Segment Start: Material shown

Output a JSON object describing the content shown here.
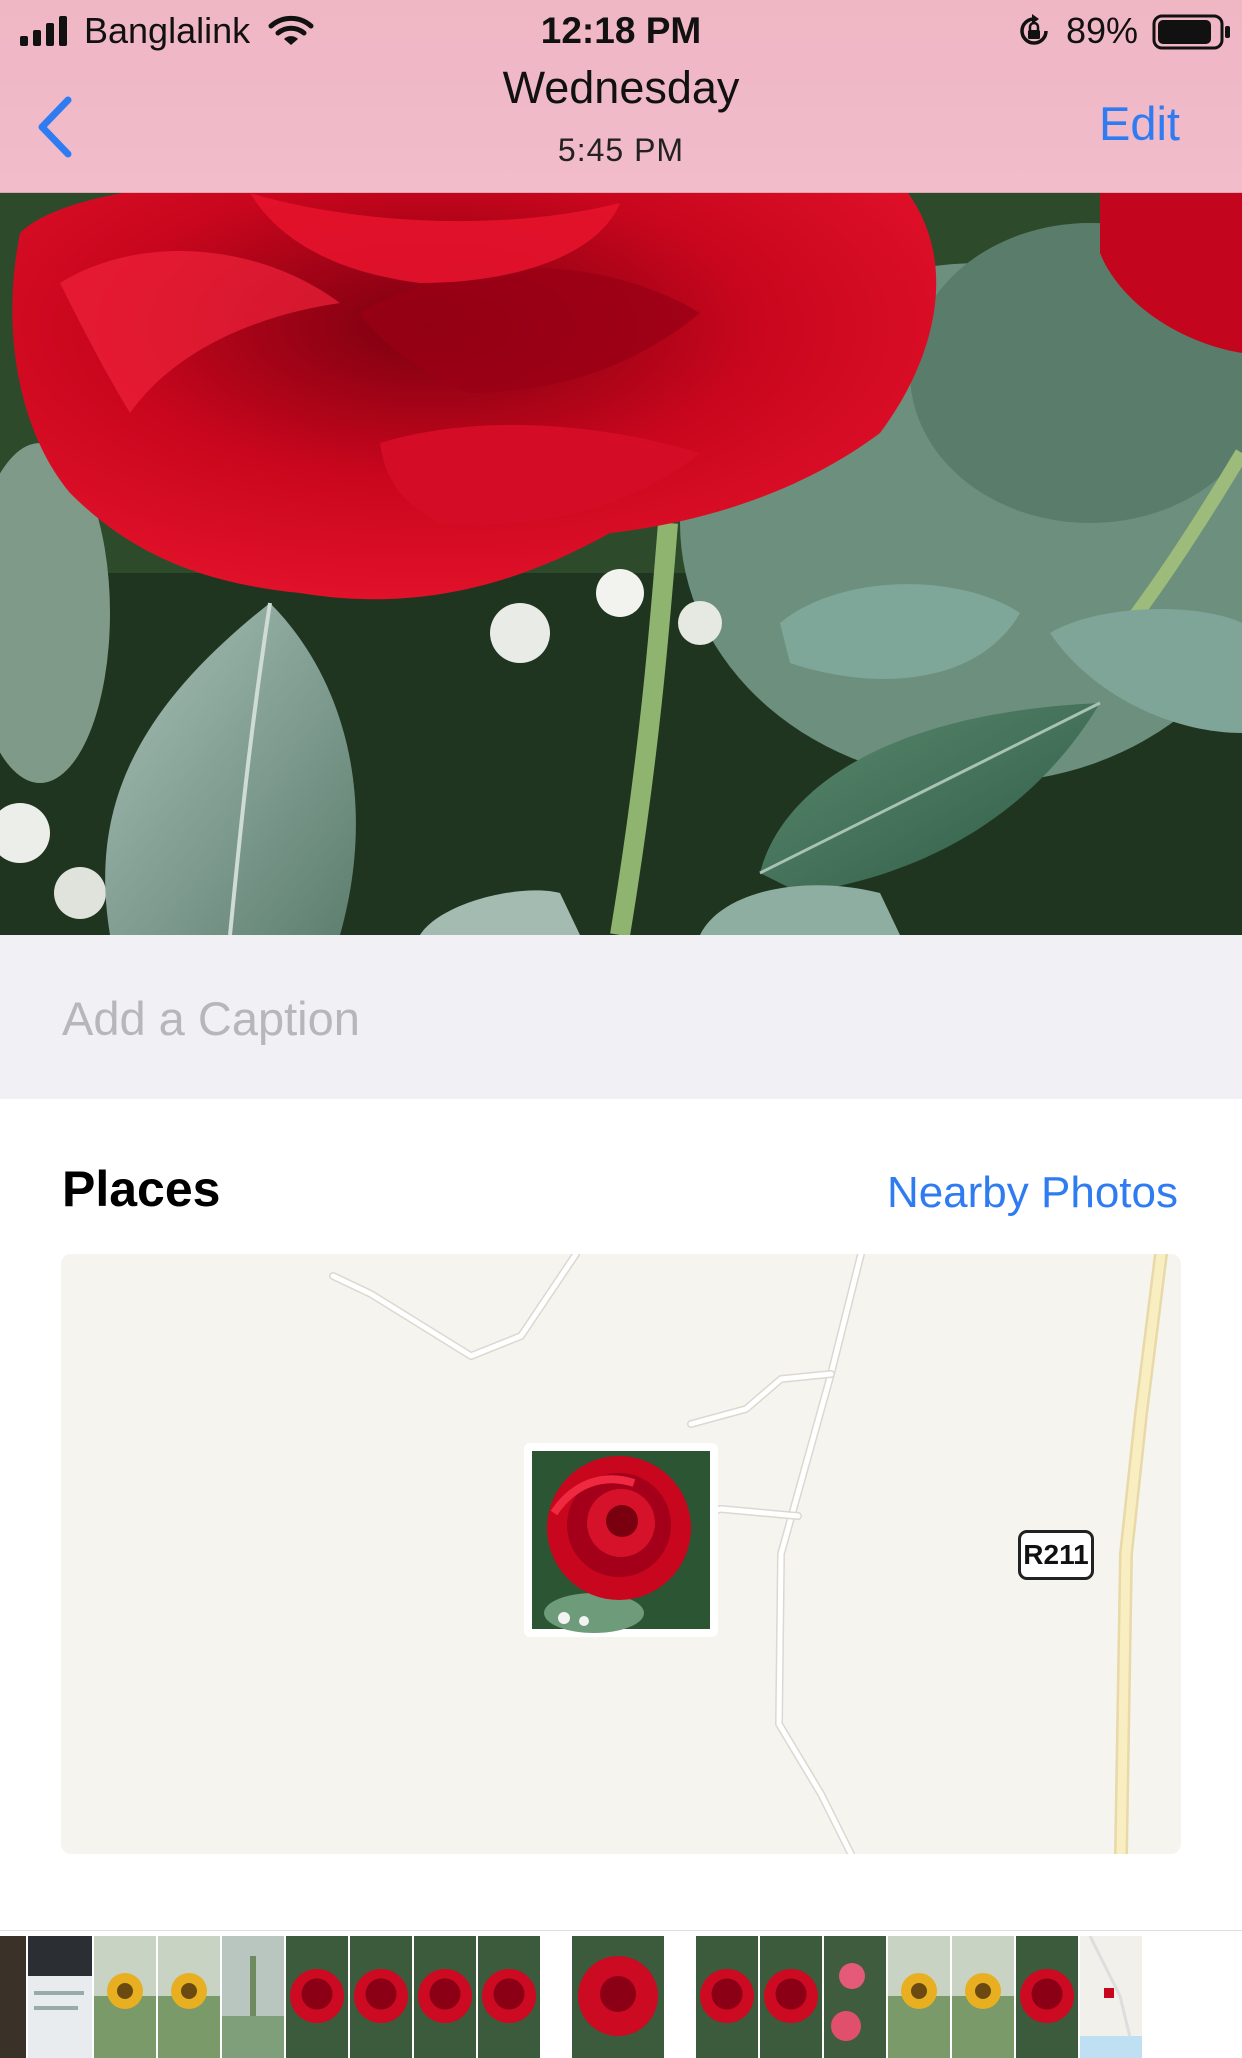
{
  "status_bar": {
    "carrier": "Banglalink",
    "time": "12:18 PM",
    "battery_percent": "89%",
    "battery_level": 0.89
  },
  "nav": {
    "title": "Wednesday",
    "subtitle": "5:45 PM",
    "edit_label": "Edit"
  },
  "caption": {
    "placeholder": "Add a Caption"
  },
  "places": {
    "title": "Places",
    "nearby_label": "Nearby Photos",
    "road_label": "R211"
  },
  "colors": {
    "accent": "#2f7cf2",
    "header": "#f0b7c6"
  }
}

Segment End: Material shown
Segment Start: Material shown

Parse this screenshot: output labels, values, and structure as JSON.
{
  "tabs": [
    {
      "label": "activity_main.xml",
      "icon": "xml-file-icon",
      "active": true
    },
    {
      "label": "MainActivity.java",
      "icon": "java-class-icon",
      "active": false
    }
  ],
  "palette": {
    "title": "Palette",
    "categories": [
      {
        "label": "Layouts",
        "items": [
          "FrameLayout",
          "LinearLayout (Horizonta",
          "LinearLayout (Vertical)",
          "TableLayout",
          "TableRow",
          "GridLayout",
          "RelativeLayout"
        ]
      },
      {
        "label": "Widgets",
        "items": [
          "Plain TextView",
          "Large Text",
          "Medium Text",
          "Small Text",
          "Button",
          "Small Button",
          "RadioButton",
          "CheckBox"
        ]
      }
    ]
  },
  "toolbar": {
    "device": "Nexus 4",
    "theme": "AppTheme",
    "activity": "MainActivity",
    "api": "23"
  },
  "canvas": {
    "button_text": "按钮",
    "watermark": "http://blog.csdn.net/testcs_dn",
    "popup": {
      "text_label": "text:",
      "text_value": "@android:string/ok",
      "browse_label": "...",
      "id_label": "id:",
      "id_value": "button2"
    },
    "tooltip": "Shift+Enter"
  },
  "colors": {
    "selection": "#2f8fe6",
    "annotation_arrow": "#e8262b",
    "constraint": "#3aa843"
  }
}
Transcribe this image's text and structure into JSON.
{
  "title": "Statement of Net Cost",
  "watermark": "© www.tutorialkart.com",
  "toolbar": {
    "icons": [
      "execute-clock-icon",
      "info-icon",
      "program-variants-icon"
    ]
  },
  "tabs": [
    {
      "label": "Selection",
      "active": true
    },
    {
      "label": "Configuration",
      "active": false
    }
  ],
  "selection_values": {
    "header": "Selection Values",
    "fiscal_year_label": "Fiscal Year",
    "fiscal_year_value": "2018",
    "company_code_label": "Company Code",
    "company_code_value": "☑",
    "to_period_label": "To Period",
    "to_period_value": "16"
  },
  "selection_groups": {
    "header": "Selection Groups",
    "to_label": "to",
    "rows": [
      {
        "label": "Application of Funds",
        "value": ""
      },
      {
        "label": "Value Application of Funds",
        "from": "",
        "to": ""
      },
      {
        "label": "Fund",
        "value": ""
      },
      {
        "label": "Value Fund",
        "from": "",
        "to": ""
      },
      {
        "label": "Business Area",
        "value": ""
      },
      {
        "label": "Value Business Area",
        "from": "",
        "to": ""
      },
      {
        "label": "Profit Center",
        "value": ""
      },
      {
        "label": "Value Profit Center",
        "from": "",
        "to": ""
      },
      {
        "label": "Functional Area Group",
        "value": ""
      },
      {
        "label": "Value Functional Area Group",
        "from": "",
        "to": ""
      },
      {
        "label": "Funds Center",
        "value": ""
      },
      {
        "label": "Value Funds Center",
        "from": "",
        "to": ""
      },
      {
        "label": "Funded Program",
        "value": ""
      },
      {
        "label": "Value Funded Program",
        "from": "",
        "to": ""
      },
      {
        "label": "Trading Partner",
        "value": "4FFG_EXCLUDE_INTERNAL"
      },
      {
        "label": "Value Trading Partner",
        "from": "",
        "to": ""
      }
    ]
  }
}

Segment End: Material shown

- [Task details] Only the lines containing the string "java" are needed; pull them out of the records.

- [Exercise output]
      "label": "MainActivity.java",
      "icon": "java-class-icon",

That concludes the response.